CIBC centennial sparks ‘trip down memory lane’

When Eva Costello of Fort Frances went to the bank Friday, what she saw brought tears to her eyes.
Costello, who retired in 1987 after 40 years as an employee of the Canadian Imperial Bank of Commerce, had been invited to the local branch that day to share in the celebrations marking its 100th anniversary here.
The step back in time–through old staff pictures and other memorabilia on display–revived feelings of “the good old days” and of the things she missed most about working there.
“A lot of memories crept back. The bank was like a second home to me,” reflected Costello, who began her career there delivering bank drafts around town.
She later advanced to teller, savings supervisor, and then into management as a credit officer.
“I spent almost as many days there as I did at home,” she chuckled. “My biggest joy were the customers that came in.”

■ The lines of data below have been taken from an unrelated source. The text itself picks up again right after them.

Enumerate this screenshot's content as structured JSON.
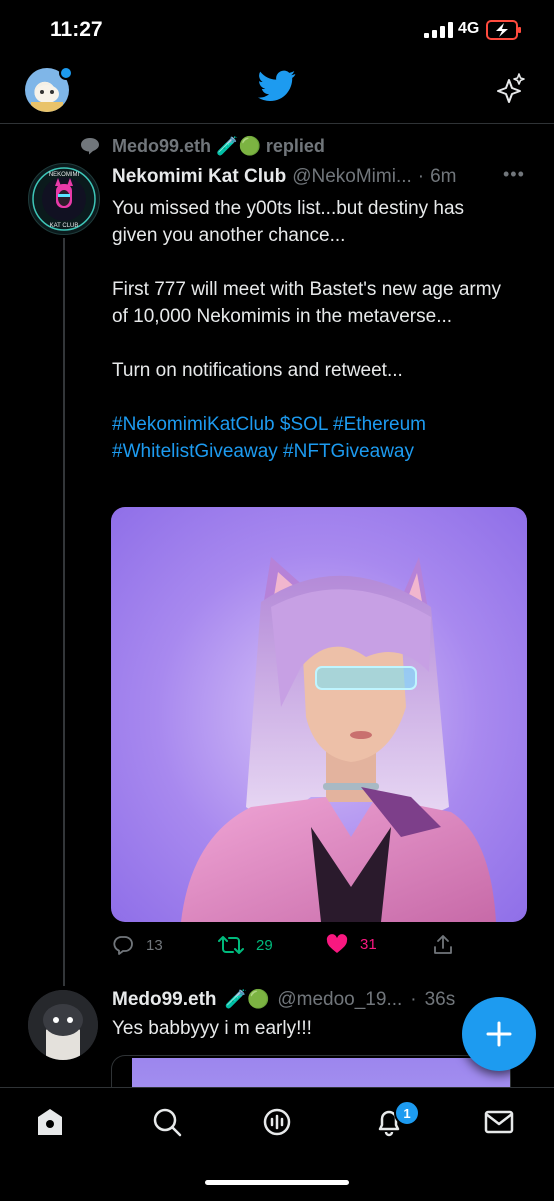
{
  "status_bar": {
    "time": "11:27",
    "network": "4G"
  },
  "header": {
    "logo": "twitter-bird-icon",
    "sparkle": "sparkle-icon"
  },
  "tweet": {
    "context_user": "Medo99.eth",
    "context_emojis": "🧪🟢",
    "context_action": "replied",
    "author_name": "Nekomimi Kat Club",
    "author_handle": "@NekoMimi...",
    "time_sep": "·",
    "time": "6m",
    "avatar_line1": "NEKOMIMI",
    "avatar_line2": "KAT CLUB",
    "text_line1": "You missed the y00ts list...but destiny has given you another chance...",
    "text_line2": "First 777 will meet with Bastet's new age army of 10,000 Nekomimis in the metaverse...",
    "text_line3": "Turn on notifications and retweet...",
    "hashtags_line1": "#NekomimiKatClub $SOL #Ethereum",
    "hashtags_line2": "#WhitelistGiveaway #NFTGiveaway",
    "replies": "13",
    "retweets": "29",
    "likes": "31"
  },
  "reply": {
    "author_name": "Medo99.eth",
    "emojis": "🧪🟢",
    "author_handle": "@medoo_19...",
    "time": "36s",
    "text": "Yes babbyyy i m early!!!"
  },
  "tabbar": {
    "notifications_badge": "1"
  },
  "colors": {
    "accent": "#1d9bf0",
    "like": "#f91880",
    "retweet": "#00ba7c",
    "muted": "#71767b"
  }
}
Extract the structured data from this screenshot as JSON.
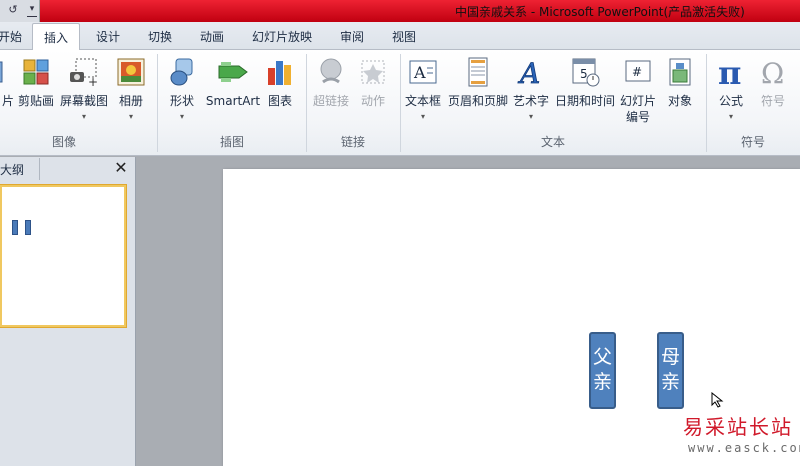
{
  "window": {
    "title": "中国亲戚关系 - Microsoft PowerPoint(产品激活失败)",
    "qat_icon_1": "↺",
    "qat_icon_2": "▾"
  },
  "tabs": [
    "开始",
    "插入",
    "设计",
    "切换",
    "动画",
    "幻灯片放映",
    "审阅",
    "视图"
  ],
  "active_tab": "插入",
  "ribbon": {
    "groups": [
      {
        "label": "图像"
      },
      {
        "label": "插图"
      },
      {
        "label": "链接"
      },
      {
        "label": "文本"
      },
      {
        "label": "符号"
      }
    ],
    "buttons": {
      "picture_partial": "片",
      "clipart": "剪贴画",
      "screenshot": "屏幕截图",
      "photo_album": "相册",
      "shapes": "形状",
      "smartart": "SmartArt",
      "chart": "图表",
      "hyperlink": "超链接",
      "action": "动作",
      "textbox": "文本框",
      "header_footer": "页眉和页脚",
      "wordart": "艺术字",
      "datetime": "日期和时间",
      "slide_number_1": "幻灯片",
      "slide_number_2": "编号",
      "object": "对象",
      "equation": "公式",
      "symbol": "符号"
    },
    "dropdown_arrow": "▾"
  },
  "left_panel": {
    "tab_label": "大纲",
    "close_icon": "✕"
  },
  "slide": {
    "boxes": [
      {
        "text": "父亲"
      },
      {
        "text": "母亲"
      }
    ]
  },
  "watermark": {
    "text": "易采站长站",
    "url": "www.easck.com"
  },
  "colors": {
    "title_bar": "#cc0010",
    "shape_fill": "#4f81bd",
    "shape_border": "#385d8a",
    "thumbnail_border": "#f0c860",
    "watermark": "#d0192a"
  }
}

Touted as the oldest continuous business in Fort Frances, the CIBC took full advantage of the centennial celebration, with some of its staff dressed in period costumes.
Sandwiches and refreshments were served, a display of bank collectibles from the Fort Frances Museum was set up, and a vintage 1930 automobile (courtesy of Elmer Norlund of Emo) was parked out front on Scott Street.

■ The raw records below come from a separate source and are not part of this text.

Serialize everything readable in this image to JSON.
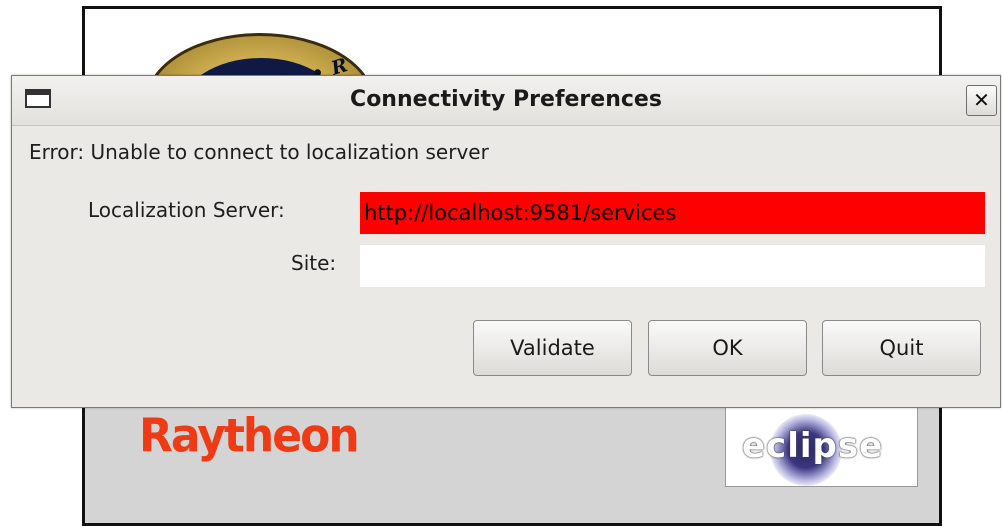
{
  "splash": {
    "seal_text": "Partnership • R",
    "brand_left": "Raytheon",
    "brand_right": "eclipse"
  },
  "dialog": {
    "title": "Connectivity Preferences",
    "close_glyph": "✕",
    "error_text": "Error: Unable to connect to localization server",
    "server_label": "Localization Server:",
    "server_value": "http://localhost:9581/services",
    "site_label": "Site:",
    "site_value": "",
    "buttons": {
      "validate": "Validate",
      "ok": "OK",
      "quit": "Quit"
    }
  },
  "colors": {
    "error_field_bg": "#ff0000",
    "dialog_bg": "#ebe9e6",
    "raytheon_red": "#ee3b16"
  }
}
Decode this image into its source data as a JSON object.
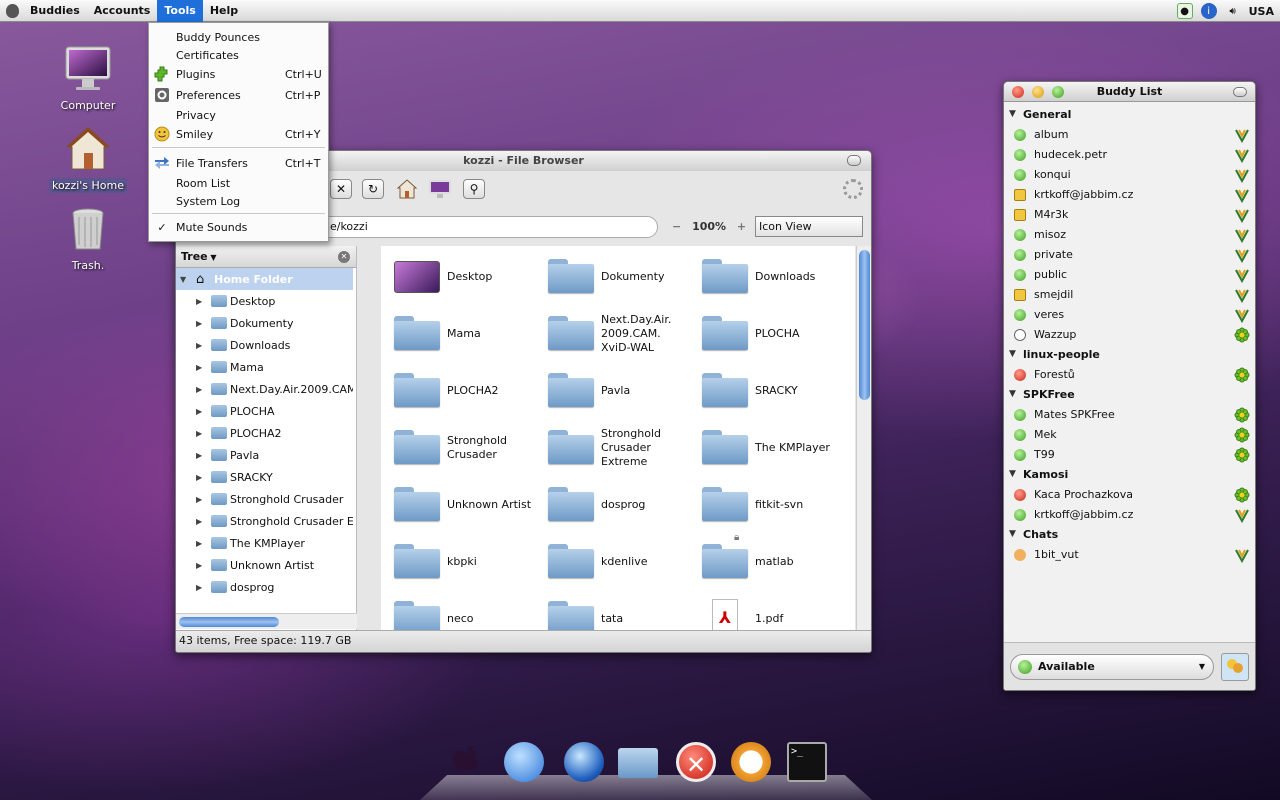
{
  "menubar": {
    "items": [
      "Buddies",
      "Accounts",
      "Tools",
      "Help"
    ],
    "active": "Tools",
    "tray_locale": "USA"
  },
  "tools_menu": {
    "items": [
      {
        "label": "Buddy Pounces",
        "shortcut": "",
        "icon": ""
      },
      {
        "label": "Certificates",
        "shortcut": "",
        "icon": ""
      },
      {
        "label": "Plugins",
        "shortcut": "Ctrl+U",
        "icon": "plugin-icon"
      },
      {
        "label": "Preferences",
        "shortcut": "Ctrl+P",
        "icon": "preferences-icon"
      },
      {
        "label": "Privacy",
        "shortcut": "",
        "icon": ""
      },
      {
        "label": "Smiley",
        "shortcut": "Ctrl+Y",
        "icon": "smiley-icon"
      },
      {
        "label": "File Transfers",
        "shortcut": "Ctrl+T",
        "icon": "file-transfer-icon"
      },
      {
        "label": "Room List",
        "shortcut": "",
        "icon": ""
      },
      {
        "label": "System Log",
        "shortcut": "",
        "icon": ""
      },
      {
        "label": "Mute Sounds",
        "shortcut": "",
        "icon": "checkmark-icon",
        "checked": true
      }
    ]
  },
  "desktop_icons": [
    {
      "label": "Computer",
      "icon": "computer-icon"
    },
    {
      "label": "kozzi's Home",
      "icon": "home-icon"
    },
    {
      "label": "Trash.",
      "icon": "trash-icon"
    }
  ],
  "file_browser": {
    "title": "kozzi - File Browser",
    "path": "ne/kozzi",
    "zoom": "100%",
    "zoom_minus": "−",
    "zoom_plus": "+",
    "view_mode": "Icon View",
    "tree_label": "Tree",
    "tree_root": "Home Folder",
    "tree_items": [
      "Desktop",
      "Dokumenty",
      "Downloads",
      "Mama",
      "Next.Day.Air.2009.CAM",
      "PLOCHA",
      "PLOCHA2",
      "Pavla",
      "SRACKY",
      "Stronghold Crusader",
      "Stronghold Crusader E",
      "The KMPlayer",
      "Unknown Artist",
      "dosprog"
    ],
    "icon_items": [
      "Desktop",
      "Dokumenty",
      "Downloads",
      "Mama",
      "Next.Day.Air.\n2009.CAM.\nXviD-WAL",
      "PLOCHA",
      "PLOCHA2",
      "Pavla",
      "SRACKY",
      "Stronghold\nCrusader",
      "Stronghold\nCrusader\nExtreme",
      "The KMPlayer",
      "Unknown Artist",
      "dosprog",
      "fitkit-svn",
      "kbpki",
      "kdenlive",
      "matlab",
      "neco",
      "tata",
      "1.pdf"
    ],
    "status": "43 items, Free space: 119.7 GB"
  },
  "buddy_list": {
    "title": "Buddy List",
    "groups": [
      {
        "name": "General",
        "buddies": [
          {
            "name": "album",
            "status": "available",
            "proto": "jabber"
          },
          {
            "name": "hudecek.petr",
            "status": "available",
            "proto": "jabber"
          },
          {
            "name": "konqui",
            "status": "available",
            "proto": "jabber"
          },
          {
            "name": "krtkoff@jabbim.cz",
            "status": "note",
            "proto": "jabber"
          },
          {
            "name": "M4r3k",
            "status": "note",
            "proto": "jabber"
          },
          {
            "name": "misoz",
            "status": "available",
            "proto": "jabber"
          },
          {
            "name": "private",
            "status": "available",
            "proto": "jabber"
          },
          {
            "name": "public",
            "status": "available",
            "proto": "jabber"
          },
          {
            "name": "smejdil",
            "status": "note",
            "proto": "jabber"
          },
          {
            "name": "veres",
            "status": "available",
            "proto": "jabber"
          },
          {
            "name": "Wazzup",
            "status": "idle",
            "proto": "icq"
          }
        ]
      },
      {
        "name": "linux-people",
        "buddies": [
          {
            "name": "Forestů",
            "status": "busy",
            "proto": "icq"
          }
        ]
      },
      {
        "name": "SPKFree",
        "buddies": [
          {
            "name": "Mates SPKFree",
            "status": "available",
            "proto": "icq"
          },
          {
            "name": "Mek",
            "status": "available",
            "proto": "icq"
          },
          {
            "name": "T99",
            "status": "available",
            "proto": "icq"
          }
        ]
      },
      {
        "name": "Kamosi",
        "buddies": [
          {
            "name": "Kaca Prochazkova",
            "status": "busy",
            "proto": "icq"
          },
          {
            "name": "krtkoff@jabbim.cz",
            "status": "available",
            "proto": "jabber"
          }
        ]
      },
      {
        "name": "Chats",
        "buddies": [
          {
            "name": "1bit_vut",
            "status": "chat",
            "proto": "jabber"
          }
        ]
      }
    ],
    "status_selector": "Available"
  },
  "colors": {
    "accent": "#1e6fd9",
    "available": "#4caf3a",
    "busy": "#d23a2e",
    "note": "#e0b020"
  }
}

And what would a celebration be without a cake-cutting ceremony.
“It was a wonderful time,” branch manager Darryl Bishop enthused. “There were many former staff that came in visited and reminisced with people they hadn’t seen in a long time.

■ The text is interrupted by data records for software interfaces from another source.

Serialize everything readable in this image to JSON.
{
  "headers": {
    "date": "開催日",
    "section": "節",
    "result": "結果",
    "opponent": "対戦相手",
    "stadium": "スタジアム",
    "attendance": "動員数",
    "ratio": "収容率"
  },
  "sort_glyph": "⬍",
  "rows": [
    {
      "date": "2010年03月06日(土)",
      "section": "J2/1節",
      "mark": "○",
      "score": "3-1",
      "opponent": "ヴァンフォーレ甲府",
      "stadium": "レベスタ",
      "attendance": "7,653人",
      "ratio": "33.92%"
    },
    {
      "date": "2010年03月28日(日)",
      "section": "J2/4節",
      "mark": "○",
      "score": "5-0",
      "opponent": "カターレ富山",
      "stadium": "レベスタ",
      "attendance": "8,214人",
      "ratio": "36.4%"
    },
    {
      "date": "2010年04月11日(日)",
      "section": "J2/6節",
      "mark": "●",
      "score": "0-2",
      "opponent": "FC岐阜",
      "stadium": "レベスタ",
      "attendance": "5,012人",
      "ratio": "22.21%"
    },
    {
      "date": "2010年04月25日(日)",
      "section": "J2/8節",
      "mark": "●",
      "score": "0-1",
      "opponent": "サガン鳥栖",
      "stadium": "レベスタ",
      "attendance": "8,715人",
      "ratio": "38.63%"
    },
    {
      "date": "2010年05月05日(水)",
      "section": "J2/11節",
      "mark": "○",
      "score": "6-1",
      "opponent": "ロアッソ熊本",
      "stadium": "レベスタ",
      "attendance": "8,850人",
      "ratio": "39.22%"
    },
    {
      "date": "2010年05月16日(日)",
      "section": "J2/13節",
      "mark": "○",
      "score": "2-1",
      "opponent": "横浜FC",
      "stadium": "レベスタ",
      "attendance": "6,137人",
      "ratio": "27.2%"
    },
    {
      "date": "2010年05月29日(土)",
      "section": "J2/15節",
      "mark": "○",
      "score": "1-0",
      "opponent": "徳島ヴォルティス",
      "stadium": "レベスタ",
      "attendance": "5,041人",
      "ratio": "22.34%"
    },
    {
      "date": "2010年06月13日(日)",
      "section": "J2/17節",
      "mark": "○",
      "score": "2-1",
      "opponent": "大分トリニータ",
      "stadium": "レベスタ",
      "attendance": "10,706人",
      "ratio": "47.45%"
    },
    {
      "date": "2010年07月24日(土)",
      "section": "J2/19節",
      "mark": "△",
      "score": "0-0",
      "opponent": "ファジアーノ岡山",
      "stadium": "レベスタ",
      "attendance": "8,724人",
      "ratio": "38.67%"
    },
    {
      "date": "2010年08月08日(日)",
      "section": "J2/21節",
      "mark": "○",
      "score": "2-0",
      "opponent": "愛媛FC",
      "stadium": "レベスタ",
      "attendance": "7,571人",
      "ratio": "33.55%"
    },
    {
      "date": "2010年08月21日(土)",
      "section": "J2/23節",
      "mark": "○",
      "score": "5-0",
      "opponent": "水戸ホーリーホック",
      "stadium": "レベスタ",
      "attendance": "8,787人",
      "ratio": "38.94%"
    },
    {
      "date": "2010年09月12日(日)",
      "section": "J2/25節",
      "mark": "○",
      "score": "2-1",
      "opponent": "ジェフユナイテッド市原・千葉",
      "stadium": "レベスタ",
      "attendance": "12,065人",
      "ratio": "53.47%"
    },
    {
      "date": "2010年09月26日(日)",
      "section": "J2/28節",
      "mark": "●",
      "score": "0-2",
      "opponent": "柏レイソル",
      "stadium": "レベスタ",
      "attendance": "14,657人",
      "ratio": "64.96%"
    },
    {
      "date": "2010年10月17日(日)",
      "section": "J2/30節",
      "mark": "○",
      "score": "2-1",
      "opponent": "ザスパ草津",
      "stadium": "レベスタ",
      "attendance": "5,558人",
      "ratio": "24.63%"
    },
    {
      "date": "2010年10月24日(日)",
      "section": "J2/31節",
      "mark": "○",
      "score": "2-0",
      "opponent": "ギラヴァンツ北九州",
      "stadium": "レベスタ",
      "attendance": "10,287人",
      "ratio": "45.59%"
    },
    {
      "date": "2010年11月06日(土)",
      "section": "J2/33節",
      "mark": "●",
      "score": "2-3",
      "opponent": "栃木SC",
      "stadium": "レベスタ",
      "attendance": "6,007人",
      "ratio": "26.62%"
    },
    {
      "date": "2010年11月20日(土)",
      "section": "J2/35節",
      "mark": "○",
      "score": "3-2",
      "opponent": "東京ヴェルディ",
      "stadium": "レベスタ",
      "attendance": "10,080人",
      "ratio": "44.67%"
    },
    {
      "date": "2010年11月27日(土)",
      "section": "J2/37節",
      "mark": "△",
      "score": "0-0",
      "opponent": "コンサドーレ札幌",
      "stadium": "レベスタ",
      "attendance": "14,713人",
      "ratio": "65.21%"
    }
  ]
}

“And there were a number of people who’ve had business relationships with us in excess of 50 years who recalled [memories] over the years,” he added.
Among those on hand for the centennial festivities was Al Tibbetts, who manages H&R Block here. He has a long family history with the CIBC.
His father Al (or Hal as he was known by most) was branch manager from 1956 to 1982, and Tibbetts and three of his siblings worked there at various times during their late teens.
“It was really interesting to see all the [memorabilia],” said Tibbetts, who noted the “electronic age” was the biggest change financial institutions have seen over the years.
“Everything is computerized now [and] makes the job easier to balance,” he reasoned.
“We [figured] everything by hand,” said Costello of her earlier years at the bank. “And when calculators came in, I still did it by hand because I trusted myself more than the machines.”
“I think [machines] took the challenge out of working,” argued Shirley Cates, who retired from the CIBC here six years ago after a 25-year stint.
“Doing it by hand kept you alert and taught you a lot about accuracy,” she added.
Accuracy rang a bell with Costello, who admitted one of the downsides to doing everything manually was finding a mistake at the end of the day.
“[Machines] have eliminated a lot of hard work. If we were two cents out, we had to stay at night and prove, prove, prove until we found that two cents,” she chuckled.
Shanda DeGagné, 24, an employee of the CIBC for just over a year, found the 100th birthday party to be as much of a learning experience as it was a fun one.
She holds the position of small business representative and was among the staff who dressed in period costume.
“It was a great way to learn a lot of history about the bank and to see customers in a relaxed atmosphere and listen to their stories,” she remarked yesterday.
“I have a great appreciation for the way [women] dressed back then but wouldn’t want to do it every day,” she chuckled.